[Source records]
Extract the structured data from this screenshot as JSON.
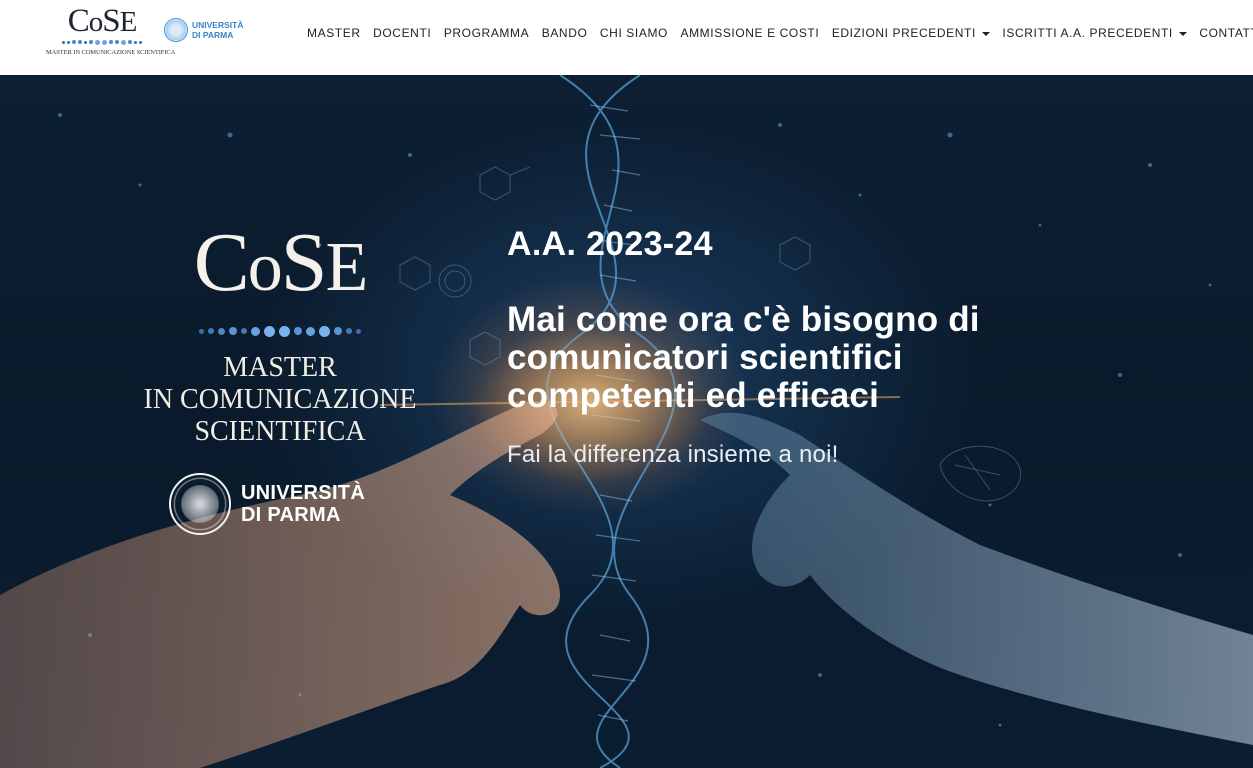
{
  "header": {
    "logo": {
      "wordmark_c": "C",
      "wordmark_o": "o",
      "wordmark_s": "S",
      "wordmark_e": "E",
      "subtitle": "MASTER IN COMUNICAZIONE SCIENTIFICA"
    },
    "unipr": {
      "line1": "UNIVERSITÀ",
      "line2": "DI PARMA"
    },
    "nav": [
      {
        "label": "MASTER",
        "dropdown": false
      },
      {
        "label": "DOCENTI",
        "dropdown": false
      },
      {
        "label": "PROGRAMMA",
        "dropdown": false
      },
      {
        "label": "BANDO",
        "dropdown": false
      },
      {
        "label": "CHI SIAMO",
        "dropdown": false
      },
      {
        "label": "AMMISSIONE E COSTI",
        "dropdown": false
      },
      {
        "label": "EDIZIONI PRECEDENTI",
        "dropdown": true
      },
      {
        "label": "ISCRITTI A.A. PRECEDENTI",
        "dropdown": true
      },
      {
        "label": "CONTATTI",
        "dropdown": false
      }
    ]
  },
  "hero": {
    "logo": {
      "wordmark_c": "C",
      "wordmark_o": "o",
      "wordmark_s": "S",
      "wordmark_e": "E",
      "line1": "MASTER",
      "line2": "IN COMUNICAZIONE",
      "line3": "SCIENTIFICA"
    },
    "unipr": {
      "line1": "UNIVERSITÀ",
      "line2": "DI PARMA"
    },
    "year": "A.A. 2023-24",
    "headline": "Mai come ora c'è bisogno di comunicatori scientifici competenti ed efficaci",
    "tagline": "Fai la differenza insieme a noi!"
  },
  "colors": {
    "header_bg": "#ffffff",
    "nav_text": "#222222",
    "hero_bg": "#0b1a2c",
    "hero_text": "#ffffff",
    "logo_dot": "#4d86c9"
  },
  "icons": [
    "caret-down-icon",
    "university-seal-icon",
    "dna-helix-graphic"
  ]
}
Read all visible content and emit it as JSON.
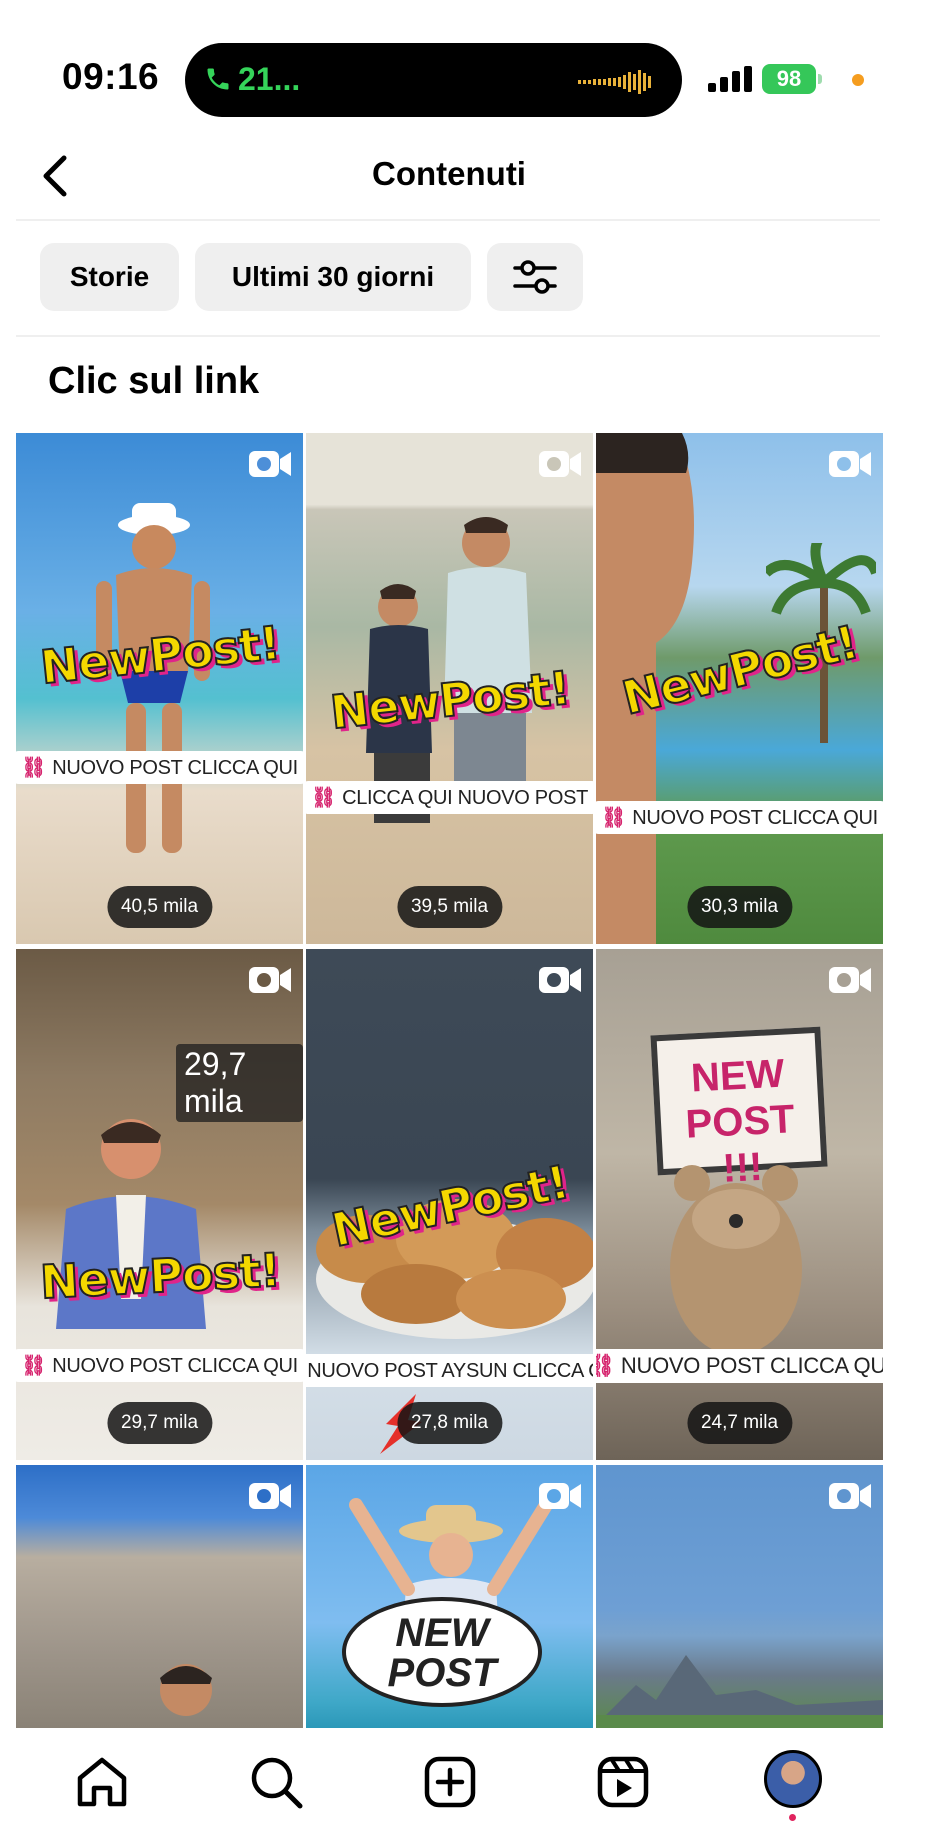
{
  "status_bar": {
    "time": "09:16",
    "call_label": "21...",
    "battery": "98"
  },
  "header": {
    "title": "Contenuti"
  },
  "filters": {
    "type": "Storie",
    "period": "Ultimi 30 giorni"
  },
  "section": {
    "title": "Clic sul link"
  },
  "grid": [
    {
      "stat": "40,5 mila",
      "sticker": "NUOVO POST CLICCA QUI",
      "headline": "NewPost!"
    },
    {
      "stat": "39,5 mila",
      "sticker": "CLICCA QUI NUOVO POST",
      "headline": "NewPost!"
    },
    {
      "stat": "30,3 mila",
      "sticker": "NUOVO POST CLICCA QUI",
      "headline": "NewPost!"
    },
    {
      "stat": "29,7 mila",
      "sticker": "NUOVO POST CLICCA QUI",
      "headline": "NewPost!",
      "overlay": "29,7 mila"
    },
    {
      "stat": "27,8 mila",
      "sticker": "NUOVO POST AYSUN CLICCA QUI",
      "headline": "NewPost!"
    },
    {
      "stat": "24,7 mila",
      "sticker": "NUOVO POST CLICCA QUI",
      "headline": "NEW POST !!!"
    },
    {
      "stat": "",
      "sticker": "",
      "headline": ""
    },
    {
      "stat": "",
      "sticker": "",
      "headline": "NEW POST"
    },
    {
      "stat": "",
      "sticker": "",
      "headline": ""
    }
  ],
  "nav": {
    "icons": [
      "home-icon",
      "search-icon",
      "create-icon",
      "reels-icon",
      "profile-avatar"
    ]
  },
  "colors": {
    "call_green": "#35d45a",
    "battery_green": "#35c759",
    "chip_bg": "#efefef",
    "notification_dot": "#e0245e"
  }
}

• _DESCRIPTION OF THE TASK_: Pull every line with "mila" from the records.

• _OUTPUT OF THE EXERCISE_:
      "stat": "40,5 mila",
      "stat": "39,5 mila",
      "stat": "30,3 mila",
      "stat": "29,7 mila",
      "overlay": "29,7 mila"
      "stat": "27,8 mila",
      "stat": "24,7 mila",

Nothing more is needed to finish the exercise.